Meowwolf is hard to explain. It’s art! It’s story! It’s a new sort of role-playing! It’s a museum! Most people I know call it a “super cool interactive art thing up in Santa Fe”. I usually go for “interactive art installation where there’s this nonlinear story and you can touch everything”, which is more intriguing but makes less sense.
Meowwolf has been riding on a tidal wave of word of mouth. Any billboards they put up simply say “MEOWWOLF” on a psychedelic background and trust that you’ll make the drive to New Mexico’s capital to figure the thing out for yourself.
When you go to Meowwolf, here’s what happens. You stand in a narrow hallway as a Men In Black looking character on a television screen tells you the rules. You pull open the innocuous door and BAM, you’re in the front yard of an imposing Victorian home at night.
Here’s the first thing that surprised me: there’s a plot. If you graphed the plot it would be an integral, not a curve. There’s so much depth to the characters and the story, and even though it’s not all essential, it’s interesting. There are dozens of mildly relevant books scattered throughout the house, and you can look at all of them. There are huge manuscripts in binders, notes from school pinned to corkboards, letters in the mailbox, children’s journals on desks, brochures stacked in the living room, videos on television, and open computer files. There is no possible way to consume all of the information that’s available.
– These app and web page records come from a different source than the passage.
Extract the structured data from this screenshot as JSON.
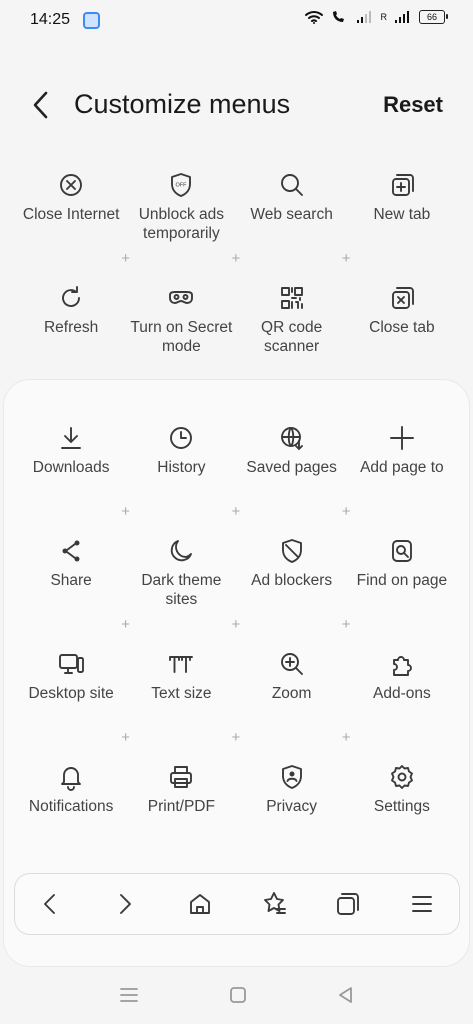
{
  "status": {
    "time": "14:25",
    "battery": "66",
    "carrier_r": "R"
  },
  "header": {
    "title": "Customize menus",
    "reset": "Reset"
  },
  "top_items": [
    {
      "label": "Close Internet",
      "icon": "close-circle-icon"
    },
    {
      "label": "Unblock ads temporarily",
      "icon": "shield-off-icon"
    },
    {
      "label": "Web search",
      "icon": "search-icon"
    },
    {
      "label": "New tab",
      "icon": "new-tab-icon"
    },
    {
      "label": "Refresh",
      "icon": "refresh-icon"
    },
    {
      "label": "Turn on Secret mode",
      "icon": "mask-icon"
    },
    {
      "label": "QR code scanner",
      "icon": "qr-code-icon"
    },
    {
      "label": "Close tab",
      "icon": "close-tab-icon"
    }
  ],
  "sheet_items": [
    {
      "label": "Downloads",
      "icon": "download-icon"
    },
    {
      "label": "History",
      "icon": "clock-icon"
    },
    {
      "label": "Saved pages",
      "icon": "saved-pages-icon"
    },
    {
      "label": "Add page to",
      "icon": "plus-icon"
    },
    {
      "label": "Share",
      "icon": "share-icon"
    },
    {
      "label": "Dark theme sites",
      "icon": "moon-icon"
    },
    {
      "label": "Ad blockers",
      "icon": "ad-block-icon"
    },
    {
      "label": "Find on page",
      "icon": "find-icon"
    },
    {
      "label": "Desktop site",
      "icon": "desktop-icon"
    },
    {
      "label": "Text size",
      "icon": "text-size-icon"
    },
    {
      "label": "Zoom",
      "icon": "zoom-icon"
    },
    {
      "label": "Add-ons",
      "icon": "puzzle-icon"
    },
    {
      "label": "Notifications",
      "icon": "bell-icon"
    },
    {
      "label": "Print/PDF",
      "icon": "printer-icon"
    },
    {
      "label": "Privacy",
      "icon": "privacy-icon"
    },
    {
      "label": "Settings",
      "icon": "gear-icon"
    }
  ],
  "toolbar": [
    "back-icon",
    "forward-icon",
    "home-icon",
    "bookmarks-icon",
    "tabs-icon",
    "menu-icon"
  ],
  "plus_sign": "+"
}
This means that information is only significant if you decide it is. Sure, some things are more important based on how they’re presented. Anything with video or audio of the family is important. Anything with both is crucial. In a well-written novel, important information is included for you by the author. Extraneous details are usually left out. The plot is laid out for you, not always in a linear fashion, but in one chosen by the author for a specific reason.
Here? You’ve got to climb through refrigerators and flip through booklets and skim pamphlets from a weird religion that’s a little bit like diet, sugar-free Scientology. You have to sort through information, first picking what is interesting enough to investigate, then if it’s important, then how it fits into the plot. If you’re reading a book, maybe you flip back a few pages to check on a detail you’ve forgotten. At Meowwolf, you’re going to have to walk back to a physical location and find that paper or file or business card again. It gives you power over the story and demands interaction that readers of traditional fiction can’t experience.
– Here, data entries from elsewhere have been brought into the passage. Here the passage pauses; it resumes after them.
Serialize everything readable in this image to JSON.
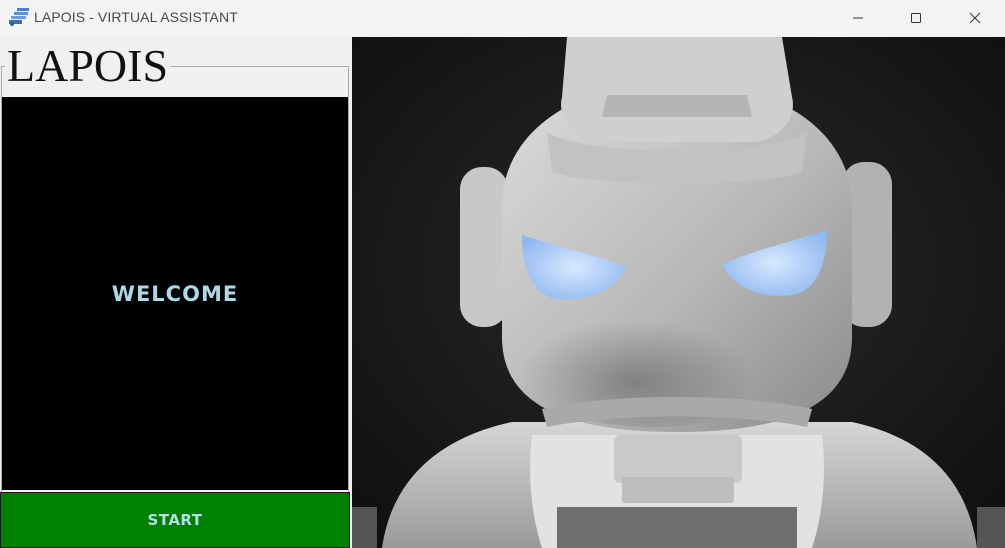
{
  "window": {
    "title": "LAPOIS - VIRTUAL ASSISTANT",
    "app_icon": "assistant-app-icon",
    "controls": {
      "minimize_icon": "minimize-icon",
      "maximize_icon": "maximize-icon",
      "close_icon": "close-icon"
    }
  },
  "panel": {
    "group_title": "LAPOIS",
    "display_text": "WELCOME",
    "display_text_color": "#add8e6",
    "start_label": "START",
    "start_color": "#008000"
  },
  "image": {
    "subject": "robot-image"
  }
}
The story is also told through visual, non-textual means. A critical plot point is told through a quirk of architecture that connects the ceiling of the dining room to the bathroom above it. The dining room table shakes when you get close to it. An easy-to-miss diorama ties up the ends of a subplot. You can’t just read all the text you see, as if someone scattered bits of a book through the exhibit. You have to think and observe more, drawing your own conclusions as you go.
The story component of the exhibit is strong, but the art component is stronger. You could avoid the story if you wanted to. You can’t possibly avoid the art. Everything here is art.
Everything is meant to be touched here. Seriously, everything. There are a few rules: no climbing dangerous things, no going through doors marked “off-limits”, generally be a responsible person. Beyond those, anything’s game. I sat down at the dining room table to read a newspaper. I crawled through a tiny little hole and popped out in someone’s closet. I shuffled papers, looked under the beds, and touched anything that looked interesting. The combination of almost unlimited freedom and incredible attention to detail was powerful.
One thing I struggle with in traditional art museums is how to interpret anything that’s not a literal rendering of a scene. Abstractions, modern art, most textual art and mixed media – I don’t get them. What do they mean? I think, and come away disgruntled because I can’t suss out the meaning in red splotches on an orange background.
Meowwolf does something wonderful about this: it provides context without declaring meaning. The key plot point, that the house leads to weird locations and other dimensions, means the art simply falls into place. One of my favorite parts was the hall that feels like an other-worldly street market. The walls are covered with strange characters and surreal art. I doubt I would have liked any one of those pieces in an art museum. Here, they made sense.
I really, really love museums. I’m trying to make a career in them. But I prefer science museums to art museums. While I appreciate what they do, art museums have always struck the wrong chord with me. I’m not the only one – many art museums face complaints from visitors that they’re too exclusive and uppity, the art doesn’t make sense, the visitors are cut off from the art, there’s nowhere to sit. (Seriously, that last one’s important.)
Meowwolf doesn’t really try to fix these problems. It’s not a museum, so it’s not in a place to do so. Instead, it takes art and presents it to visitors in a totally different way. It invites you to touch the art, sit on the art, lay down on the art, use the art to make music or to experience music in the art. It captures us with a story and makes the most cynical of us forget we’re in an art installation. It makes the art serve us, as opposed to putting the art behind velvet cords and high up on a marble wall and making us observe it reverently from below.
I don’t know if it’s a wholly new invention, but for most visitors, it’s a totally new experience. All of this is to say: go, if you can. And if you can’t, trust us who have. It’s worth all the hype we can heap on it.